Summary:

THE GREAT BUCK HOWARD is a charming, funny, heartwarming comedy about the bond that develops between a young writer and his sometimes irascible boss, a famous mentalist whose career is on the downslide. The movie has some foul language, light homosexual references and implies that the writer sleeps with a female press agent who tries to help his boss, so caution is advised.

Review:

THE GREAT BUCK HOWARD is a small gem that works on several different levels. It’s a funny comedy, a heartfelt drama, a touching character study, and a gentle satire of fame and fortune. There is some content that merits caution, however.

The movie stars Colin Hanks, the son of Tom Hanks, as Troy Gable, a law student who, over his father’s objections, decides to leave law school and go to Hollywood to earn a living as a writer. Troy is a practical young man, however, so he answers an ad from a celebrity for a personal assistant.

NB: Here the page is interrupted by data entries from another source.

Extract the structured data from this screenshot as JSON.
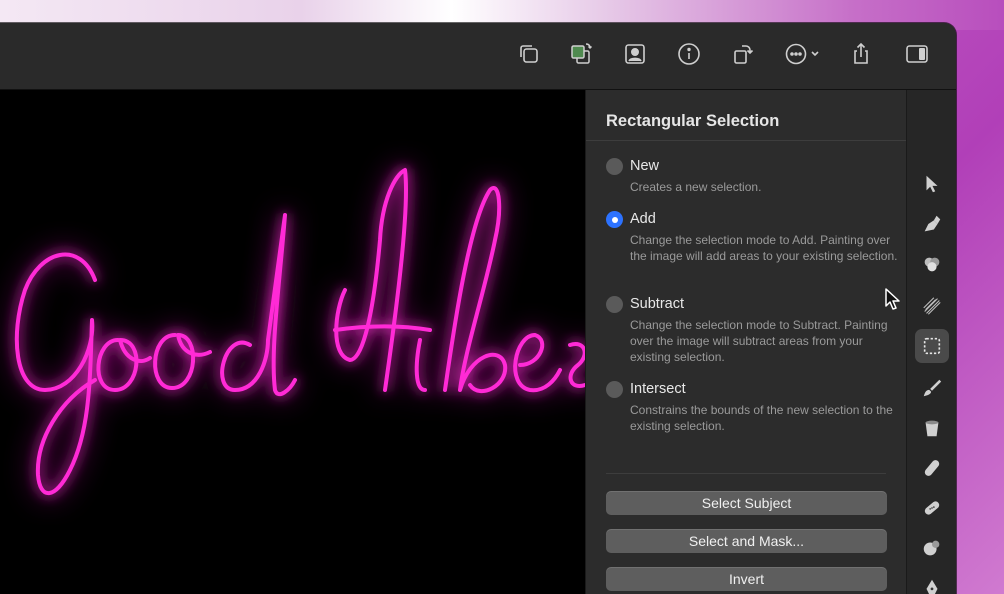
{
  "toolbar": {
    "buttons": [
      {
        "icon": "overlapping-squares-icon"
      },
      {
        "icon": "color-swap-icon"
      },
      {
        "icon": "portrait-icon"
      },
      {
        "icon": "info-icon"
      },
      {
        "icon": "rotate-icon"
      },
      {
        "icon": "more-menu-icon"
      },
      {
        "icon": "share-icon"
      },
      {
        "icon": "sidebar-toggle-icon"
      }
    ]
  },
  "panel": {
    "title": "Rectangular Selection",
    "options": [
      {
        "label": "New",
        "description": "Creates a new selection.",
        "selected": false
      },
      {
        "label": "Add",
        "description": "Change the selection mode to Add. Painting over the image will add areas to your existing selection.",
        "selected": true
      },
      {
        "label": "Subtract",
        "description": "Change the selection mode to Subtract. Painting over the image will subtract areas from your existing selection.",
        "selected": false
      },
      {
        "label": "Intersect",
        "description": "Constrains the bounds of the new selection to the existing selection.",
        "selected": false
      }
    ],
    "buttons": {
      "select_subject": "Select Subject",
      "select_and_mask": "Select and Mask...",
      "invert": "Invert"
    }
  },
  "tools": [
    {
      "icon": "arrow-pointer-icon",
      "active": false
    },
    {
      "icon": "pen-nib-icon",
      "active": false
    },
    {
      "icon": "color-circles-icon",
      "active": false
    },
    {
      "icon": "sketch-lines-icon",
      "active": false
    },
    {
      "icon": "rectangular-selection-icon",
      "active": true
    },
    {
      "icon": "brush-icon",
      "active": false
    },
    {
      "icon": "paint-bucket-icon",
      "active": false
    },
    {
      "icon": "eraser-icon",
      "active": false
    },
    {
      "icon": "bandage-icon",
      "active": false
    },
    {
      "icon": "clone-stamp-icon",
      "active": false
    },
    {
      "icon": "vector-pen-icon",
      "active": false
    }
  ],
  "canvas": {
    "neon_color": "#ff2bd6",
    "glow_color": "#c300b8"
  },
  "colors": {
    "accent": "#2c72ff",
    "panel_bg": "#2c2c2c"
  }
}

The celebrity turns out to be has-been mentalist Buck Howard (played by John Malkovich), who appeared 61 times on THE TONIGHT SHOW WITH JOHNNY CARSON but is now relegated to playing rundown auditoriums in smaller towns like San Bernardino, Calif. and Akron, Ohio. Though Buck can be irascible, Troy grows fond of him. Buck’s act still amazes Troy, especially the ending where Buck tries to guess where an audience member has hidden the money he is being paid. If Buck finds the money, he gets paid. If Buck doesn’t find the money, he walks away with nothing. For 30 years or more, Buck has always found the money.

This situation converges in Cincinnati, where Buck promises that he will hypnotize a few hundred people all at the same time in a publicity stunt. The wacky, unexpected results of the stunt will endear most viewers to this movie, and give them something to think about as well.

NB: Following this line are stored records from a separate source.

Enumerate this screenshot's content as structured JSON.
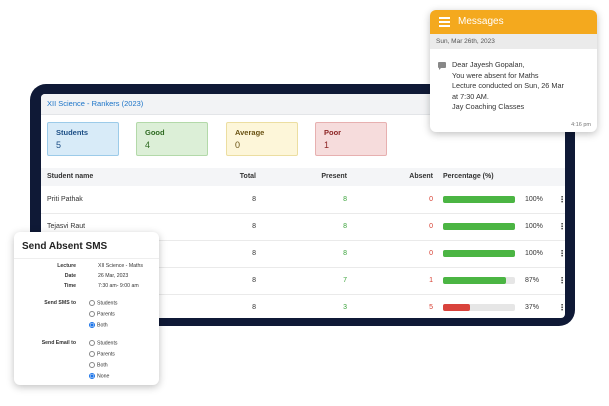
{
  "screen": {
    "class_title": "XII Science - Rankers (2023)",
    "cards": [
      {
        "label": "Students",
        "value": "5"
      },
      {
        "label": "Good",
        "value": "4"
      },
      {
        "label": "Average",
        "value": "0"
      },
      {
        "label": "Poor",
        "value": "1"
      }
    ],
    "headers": {
      "name": "Student name",
      "total": "Total",
      "present": "Present",
      "absent": "Absent",
      "percentage": "Percentage (%)"
    },
    "rows": [
      {
        "name": "Priti Pathak",
        "total": "8",
        "present": "8",
        "absent": "0",
        "pct": "100%",
        "fill": 100,
        "color": "#4bb543"
      },
      {
        "name": "Tejasvi Raut",
        "total": "8",
        "present": "8",
        "absent": "0",
        "pct": "100%",
        "fill": 100,
        "color": "#4bb543"
      },
      {
        "name": "",
        "total": "8",
        "present": "8",
        "absent": "0",
        "pct": "100%",
        "fill": 100,
        "color": "#4bb543"
      },
      {
        "name": "",
        "total": "8",
        "present": "7",
        "absent": "1",
        "pct": "87%",
        "fill": 87,
        "color": "#4bb543"
      },
      {
        "name": "",
        "total": "8",
        "present": "3",
        "absent": "5",
        "pct": "37%",
        "fill": 37,
        "color": "#d9433c"
      }
    ],
    "menu_glyph": "⋮"
  },
  "messages": {
    "title": "Messages",
    "date": "Sun, Mar 26th, 2023",
    "lines": [
      "Dear Jayesh Gopalan,",
      "You were absent for Maths",
      "Lecture conducted on Sun, 26 Mar",
      "at  7:30 AM.",
      "Jay Coaching Classes"
    ],
    "time": "4:16 pm",
    "header_color": "#f4a91e"
  },
  "sms": {
    "title": "Send Absent SMS",
    "lecture_label": "Lecture",
    "lecture": "XII Science - Maths",
    "date_label": "Date",
    "date": "26 Mar, 2023",
    "time_label": "Time",
    "time": "7:30 am- 9:00 am",
    "sms_to_label": "Send SMS to",
    "sms_options": [
      "Students",
      "Parents",
      "Both"
    ],
    "sms_selected": 2,
    "email_to_label": "Send Email to",
    "email_options": [
      "Students",
      "Parents",
      "Both",
      "None"
    ],
    "email_selected": 3
  }
}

THE GREAT BUCK HOWARD is a very charming, entertaining comedy. The cast is excellent. For the most part, they play likeable characters, but characters with realistic flaws. One of the flaws, regrettably, is that the movie implies Troy does go to bed with the female PR agent hired for Buck’s publicity stunt. The movie also implies that Buck might indeed have some special mentalist powers. Other than that, and some foul language, this feel-good movie is fairly clean, though it deserves its PG rating. The movie’s most uplifting aspect is the heartwarming bond of good will that develops between Troy and his quirky boss. Eventually, both Troy and Buck come to terms with their place in the world.

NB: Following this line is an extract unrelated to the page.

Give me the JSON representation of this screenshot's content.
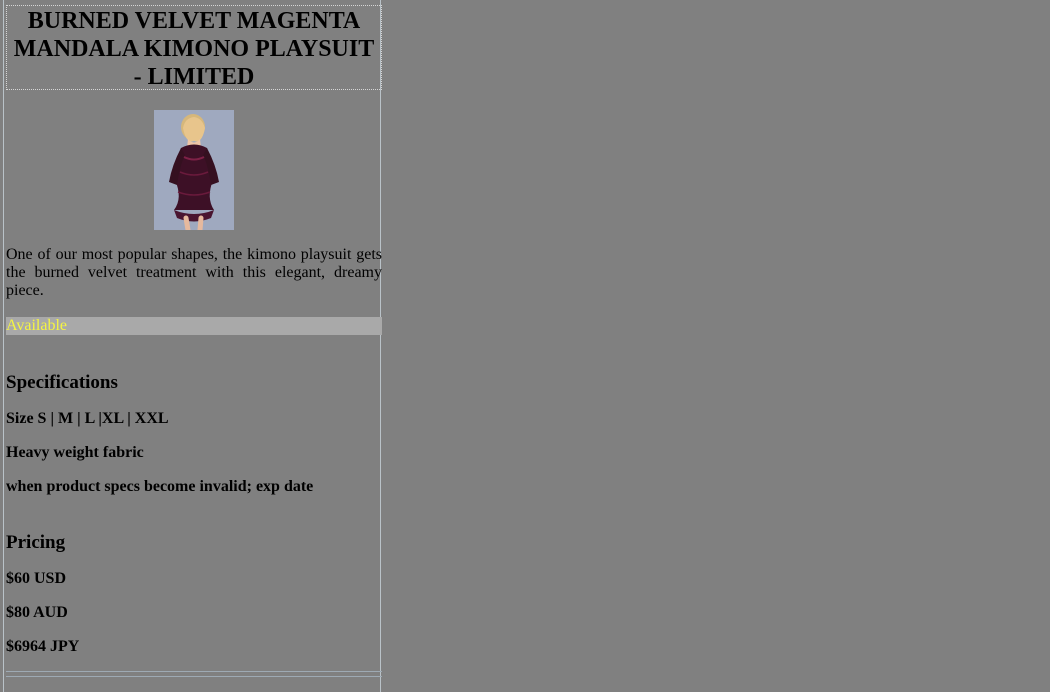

THE GREAT BUCK HOWARD is very funny and very insightful. Take caution, however.

In Brief:

THE GREAT BUCK HOWARD stars Colin Hanks, the son of Tom Hanks, as Troy, a former law student who moves to Hollywood to write. Troy is pragmatic, so he answers an ad from a celebrity for a personal assistant. The celebrity turns out to be has-been mentalist Buck Howard (played by John Malkovich), who appeared 61 times on Johnny Carson’s talk show but is now relegated to playing rundown auditoriums in smaller towns like Akron, Ohio. Though Buck can be irascible, Troy grows fond of him. Buck’s act still amazes Troy, especially when Buck tries to guess where his fee is hidden. Things change suddenly when a special stunt to get Buck back into the limelight has unexpected results.

THE GREAT BUCK HOWARD is a very charming, entertaining comedy. The cast is excellent. One of the flaws is that the movie implies Troy does go to bed with the female PR agent hired for Buck’s special stunt. The movie also implies Buck might indeed have some special mentalist powers. Other than that, and some foul language, this feel-good movie is fairly clean, though it deserves its PG rating.